* _Task statement_
Write out the records again exactly. Nothing should be dropped.

* _Provided data_
============
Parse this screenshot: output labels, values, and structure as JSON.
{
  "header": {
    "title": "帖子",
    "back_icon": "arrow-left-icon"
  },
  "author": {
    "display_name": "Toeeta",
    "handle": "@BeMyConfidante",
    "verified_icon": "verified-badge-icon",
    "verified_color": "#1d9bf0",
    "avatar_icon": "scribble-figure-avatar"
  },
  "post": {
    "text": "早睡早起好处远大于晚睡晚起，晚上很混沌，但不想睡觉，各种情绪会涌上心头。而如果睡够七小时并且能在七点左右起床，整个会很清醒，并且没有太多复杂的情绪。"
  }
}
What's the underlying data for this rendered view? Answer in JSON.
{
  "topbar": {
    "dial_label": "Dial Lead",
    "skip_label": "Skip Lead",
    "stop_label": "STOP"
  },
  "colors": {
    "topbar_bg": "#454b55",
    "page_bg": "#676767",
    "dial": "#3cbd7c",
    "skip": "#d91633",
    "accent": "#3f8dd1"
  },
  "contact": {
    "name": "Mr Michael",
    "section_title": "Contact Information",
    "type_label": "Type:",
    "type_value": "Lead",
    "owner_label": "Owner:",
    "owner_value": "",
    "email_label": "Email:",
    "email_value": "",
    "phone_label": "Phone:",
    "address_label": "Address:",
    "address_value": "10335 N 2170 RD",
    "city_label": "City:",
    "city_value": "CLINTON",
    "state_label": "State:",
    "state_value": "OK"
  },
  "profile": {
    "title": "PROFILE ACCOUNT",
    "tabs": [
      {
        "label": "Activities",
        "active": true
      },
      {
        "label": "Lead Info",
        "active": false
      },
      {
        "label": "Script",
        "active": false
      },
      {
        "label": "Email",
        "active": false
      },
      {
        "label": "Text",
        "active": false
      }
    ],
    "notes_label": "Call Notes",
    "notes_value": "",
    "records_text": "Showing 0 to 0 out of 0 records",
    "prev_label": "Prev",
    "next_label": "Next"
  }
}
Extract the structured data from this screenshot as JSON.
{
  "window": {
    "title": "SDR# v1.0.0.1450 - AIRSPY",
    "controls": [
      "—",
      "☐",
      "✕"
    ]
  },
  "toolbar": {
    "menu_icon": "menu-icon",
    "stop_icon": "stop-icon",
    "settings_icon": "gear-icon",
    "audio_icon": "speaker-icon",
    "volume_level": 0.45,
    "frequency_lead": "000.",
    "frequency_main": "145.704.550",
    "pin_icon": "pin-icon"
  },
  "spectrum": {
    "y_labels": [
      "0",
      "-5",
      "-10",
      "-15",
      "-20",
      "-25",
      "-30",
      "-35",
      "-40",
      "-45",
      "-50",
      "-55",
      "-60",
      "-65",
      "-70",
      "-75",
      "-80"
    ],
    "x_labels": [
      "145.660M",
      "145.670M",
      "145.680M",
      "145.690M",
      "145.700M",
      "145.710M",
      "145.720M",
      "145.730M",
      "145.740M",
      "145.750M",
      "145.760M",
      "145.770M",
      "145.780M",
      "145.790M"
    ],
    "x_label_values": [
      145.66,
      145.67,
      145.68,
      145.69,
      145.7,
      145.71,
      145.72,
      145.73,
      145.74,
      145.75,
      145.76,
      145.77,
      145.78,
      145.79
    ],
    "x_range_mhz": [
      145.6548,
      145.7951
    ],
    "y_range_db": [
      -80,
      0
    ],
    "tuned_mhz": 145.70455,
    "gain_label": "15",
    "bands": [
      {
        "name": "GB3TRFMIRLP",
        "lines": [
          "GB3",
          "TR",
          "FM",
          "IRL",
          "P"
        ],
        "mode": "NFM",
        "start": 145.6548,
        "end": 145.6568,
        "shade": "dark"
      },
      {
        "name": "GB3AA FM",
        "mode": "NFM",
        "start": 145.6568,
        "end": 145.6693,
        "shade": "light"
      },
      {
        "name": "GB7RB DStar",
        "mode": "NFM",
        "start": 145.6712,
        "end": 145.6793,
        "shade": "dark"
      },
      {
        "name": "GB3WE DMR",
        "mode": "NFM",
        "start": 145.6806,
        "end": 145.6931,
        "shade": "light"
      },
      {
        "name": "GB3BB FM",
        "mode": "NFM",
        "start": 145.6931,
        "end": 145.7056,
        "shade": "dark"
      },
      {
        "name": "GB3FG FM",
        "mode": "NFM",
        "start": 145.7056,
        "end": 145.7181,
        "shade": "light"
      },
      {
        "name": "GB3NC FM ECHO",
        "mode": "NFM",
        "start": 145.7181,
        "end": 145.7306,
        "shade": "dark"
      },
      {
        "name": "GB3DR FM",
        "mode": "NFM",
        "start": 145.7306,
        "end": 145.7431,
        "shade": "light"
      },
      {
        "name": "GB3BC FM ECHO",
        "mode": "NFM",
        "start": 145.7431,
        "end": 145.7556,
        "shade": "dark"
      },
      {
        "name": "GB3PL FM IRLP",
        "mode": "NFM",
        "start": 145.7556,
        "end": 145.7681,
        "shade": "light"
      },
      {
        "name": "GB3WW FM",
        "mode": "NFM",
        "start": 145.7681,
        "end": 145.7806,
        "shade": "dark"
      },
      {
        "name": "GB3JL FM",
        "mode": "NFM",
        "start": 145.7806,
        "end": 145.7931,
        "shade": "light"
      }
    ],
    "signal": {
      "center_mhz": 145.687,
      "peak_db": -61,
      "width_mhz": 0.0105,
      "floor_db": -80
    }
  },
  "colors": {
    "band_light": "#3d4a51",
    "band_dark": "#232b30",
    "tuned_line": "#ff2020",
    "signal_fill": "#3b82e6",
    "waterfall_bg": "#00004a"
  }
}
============
* _Answer box_
Parse this screenshot: output labels, values, and structure as JSON.
{
  "header": {
    "title": "帖子",
    "back_icon": "arrow-left-icon"
  },
  "author": {
    "display_name": "Toeeta",
    "handle": "@BeMyConfidante",
    "verified_icon": "verified-badge-icon",
    "verified_color": "#1d9bf0",
    "avatar_icon": "scribble-figure-avatar"
  },
  "post": {
    "text": "早睡早起好处远大于晚睡晚起，晚上很混沌，但不想睡觉，各种情绪会涌上心头。而如果睡够七小时并且能在七点左右起床，整个会很清醒，并且没有太多复杂的情绪。"
  }
}
What's the underlying data for this rendered view? Answer in JSON.
{
  "topbar": {
    "dial_label": "Dial Lead",
    "skip_label": "Skip Lead",
    "stop_label": "STOP"
  },
  "colors": {
    "topbar_bg": "#454b55",
    "page_bg": "#676767",
    "dial": "#3cbd7c",
    "skip": "#d91633",
    "accent": "#3f8dd1"
  },
  "contact": {
    "name": "Mr Michael",
    "section_title": "Contact Information",
    "type_label": "Type:",
    "type_value": "Lead",
    "owner_label": "Owner:",
    "owner_value": "",
    "email_label": "Email:",
    "email_value": "",
    "phone_label": "Phone:",
    "address_label": "Address:",
    "address_value": "10335 N 2170 RD",
    "city_label": "City:",
    "city_value": "CLINTON",
    "state_label": "State:",
    "state_value": "OK"
  },
  "profile": {
    "title": "PROFILE ACCOUNT",
    "tabs": [
      {
        "label": "Activities",
        "active": true
      },
      {
        "label": "Lead Info",
        "active": false
      },
      {
        "label": "Script",
        "active": false
      },
      {
        "label": "Email",
        "active": false
      },
      {
        "label": "Text",
        "active": false
      }
    ],
    "notes_label": "Call Notes",
    "notes_value": "",
    "records_text": "Showing 0 to 0 out of 0 records",
    "prev_label": "Prev",
    "next_label": "Next"
  }
}
Extract the structured data from this screenshot as JSON.
{
  "window": {
    "title": "SDR# v1.0.0.1450 - AIRSPY",
    "controls": [
      "—",
      "☐",
      "✕"
    ]
  },
  "toolbar": {
    "menu_icon": "menu-icon",
    "stop_icon": "stop-icon",
    "settings_icon": "gear-icon",
    "audio_icon": "speaker-icon",
    "volume_level": 0.45,
    "frequency_lead": "000.",
    "frequency_main": "145.704.550",
    "pin_icon": "pin-icon"
  },
  "spectrum": {
    "y_labels": [
      "0",
      "-5",
      "-10",
      "-15",
      "-20",
      "-25",
      "-30",
      "-35",
      "-40",
      "-45",
      "-50",
      "-55",
      "-60",
      "-65",
      "-70",
      "-75",
      "-80"
    ],
    "x_labels": [
      "145.660M",
      "145.670M",
      "145.680M",
      "145.690M",
      "145.700M",
      "145.710M",
      "145.720M",
      "145.730M",
      "145.740M",
      "145.750M",
      "145.760M",
      "145.770M",
      "145.780M",
      "145.790M"
    ],
    "x_label_values": [
      145.66,
      145.67,
      145.68,
      145.69,
      145.7,
      145.71,
      145.72,
      145.73,
      145.74,
      145.75,
      145.76,
      145.77,
      145.78,
      145.79
    ],
    "x_range_mhz": [
      145.6548,
      145.7951
    ],
    "y_range_db": [
      -80,
      0
    ],
    "tuned_mhz": 145.70455,
    "gain_label": "15",
    "bands": [
      {
        "name": "GB3TRFMIRLP",
        "lines": [
          "GB3",
          "TR",
          "FM",
          "IRL",
          "P"
        ],
        "mode": "NFM",
        "start": 145.6548,
        "end": 145.6568,
        "shade": "dark"
      },
      {
        "name": "GB3AA FM",
        "mode": "NFM",
        "start": 145.6568,
        "end": 145.6693,
        "shade": "light"
      },
      {
        "name": "GB7RB DStar",
        "mode": "NFM",
        "start": 145.6712,
        "end": 145.6793,
        "shade": "dark"
      },
      {
        "name": "GB3WE DMR",
        "mode": "NFM",
        "start": 145.6806,
        "end": 145.6931,
        "shade": "light"
      },
      {
        "name": "GB3BB FM",
        "mode": "NFM",
        "start": 145.6931,
        "end": 145.7056,
        "shade": "dark"
      },
      {
        "name": "GB3FG FM",
        "mode": "NFM",
        "start": 145.7056,
        "end": 145.7181,
        "shade": "light"
      },
      {
        "name": "GB3NC FM ECHO",
        "mode": "NFM",
        "start": 145.7181,
        "end": 145.7306,
        "shade": "dark"
      },
      {
        "name": "GB3DR FM",
        "mode": "NFM",
        "start": 145.7306,
        "end": 145.7431,
        "shade": "light"
      },
      {
        "name": "GB3BC FM ECHO",
        "mode": "NFM",
        "start": 145.7431,
        "end": 145.7556,
        "shade": "dark"
      },
      {
        "name": "GB3PL FM IRLP",
        "mode": "NFM",
        "start": 145.7556,
        "end": 145.7681,
        "shade": "light"
      },
      {
        "name": "GB3WW FM",
        "mode": "NFM",
        "start": 145.7681,
        "end": 145.7806,
        "shade": "dark"
      },
      {
        "name": "GB3JL FM",
        "mode": "NFM",
        "start": 145.7806,
        "end": 145.7931,
        "shade": "light"
      }
    ],
    "signal": {
      "center_mhz": 145.687,
      "peak_db": -61,
      "width_mhz": 0.0105,
      "floor_db": -80
    }
  },
  "colors": {
    "band_light": "#3d4a51",
    "band_dark": "#232b30",
    "tuned_line": "#ff2020",
    "signal_fill": "#3b82e6",
    "waterfall_bg": "#00004a"
  }
}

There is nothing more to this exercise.